**PROBLEM TO WORK ON**. In the data below, locate each line with the word "Worldwide" and list it.

**Website and app data records**.
^^^^

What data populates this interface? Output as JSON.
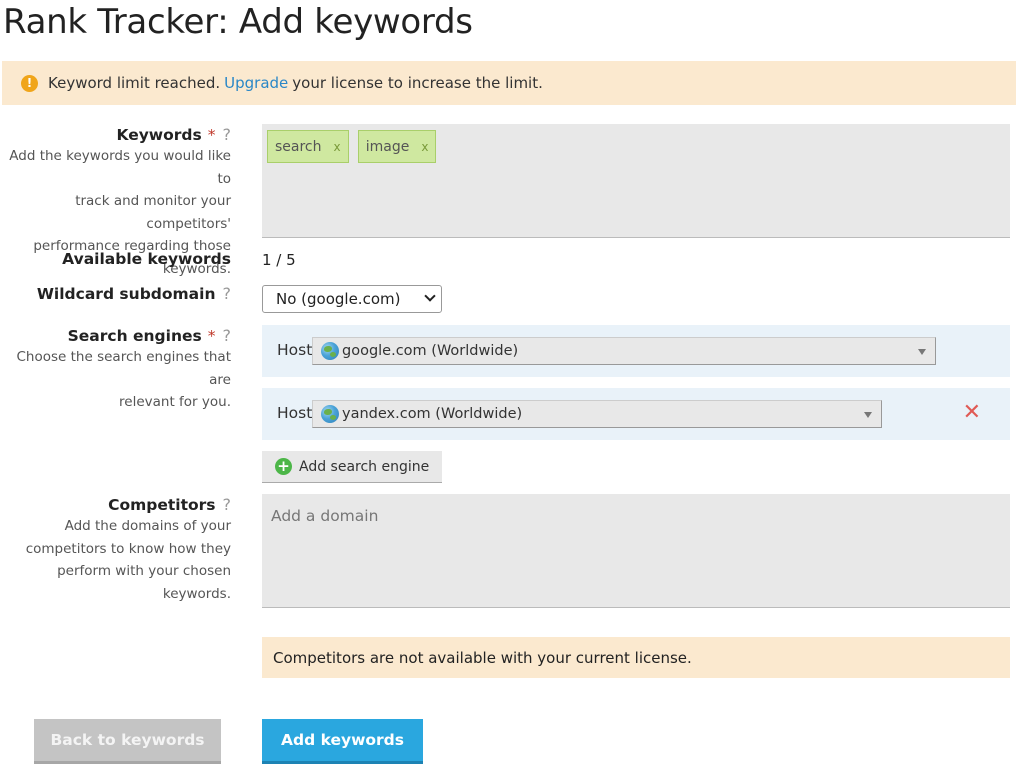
{
  "page": {
    "title": "Rank Tracker: Add keywords"
  },
  "alert": {
    "icon": "warning-icon",
    "before": "Keyword limit reached.",
    "link": "Upgrade",
    "after": "your license to increase the limit."
  },
  "keywords": {
    "label": "Keywords",
    "required_mark": "*",
    "help_mark": "?",
    "description": [
      "Add the keywords you would like to",
      "track and monitor your competitors'",
      "performance regarding those",
      "keywords."
    ],
    "tags": [
      {
        "text": "search",
        "remove": "x"
      },
      {
        "text": "image",
        "remove": "x"
      }
    ]
  },
  "available": {
    "label": "Available keywords",
    "value": "1 / 5"
  },
  "wildcard": {
    "label": "Wildcard subdomain",
    "help_mark": "?",
    "selected": "No (google.com)"
  },
  "search_engines": {
    "label": "Search engines",
    "required_mark": "*",
    "help_mark": "?",
    "description": [
      "Choose the search engines that are",
      "relevant for you."
    ],
    "host_label": "Host",
    "rows": [
      {
        "value": "google.com (Worldwide)",
        "icon": "globe-icon",
        "removable": false
      },
      {
        "value": "yandex.com (Worldwide)",
        "icon": "globe-icon",
        "removable": true,
        "remove_glyph": "✕"
      }
    ],
    "add_button": "Add search engine"
  },
  "competitors": {
    "label": "Competitors",
    "help_mark": "?",
    "description": [
      "Add the domains of your",
      "competitors to know how they",
      "perform with your chosen",
      "keywords."
    ],
    "placeholder": "Add a domain",
    "notice": "Competitors are not available with your current license."
  },
  "actions": {
    "back": "Back to keywords",
    "submit": "Add keywords"
  },
  "colors": {
    "accent": "#2aa7df",
    "warning_bg": "#fbe9cf",
    "tag_bg": "#cfe8a0",
    "remove": "#e05a55"
  }
}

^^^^

**YOUR SOLUTION**.
        "value": "google.com (Worldwide)",
        "value": "yandex.com (Worldwide)",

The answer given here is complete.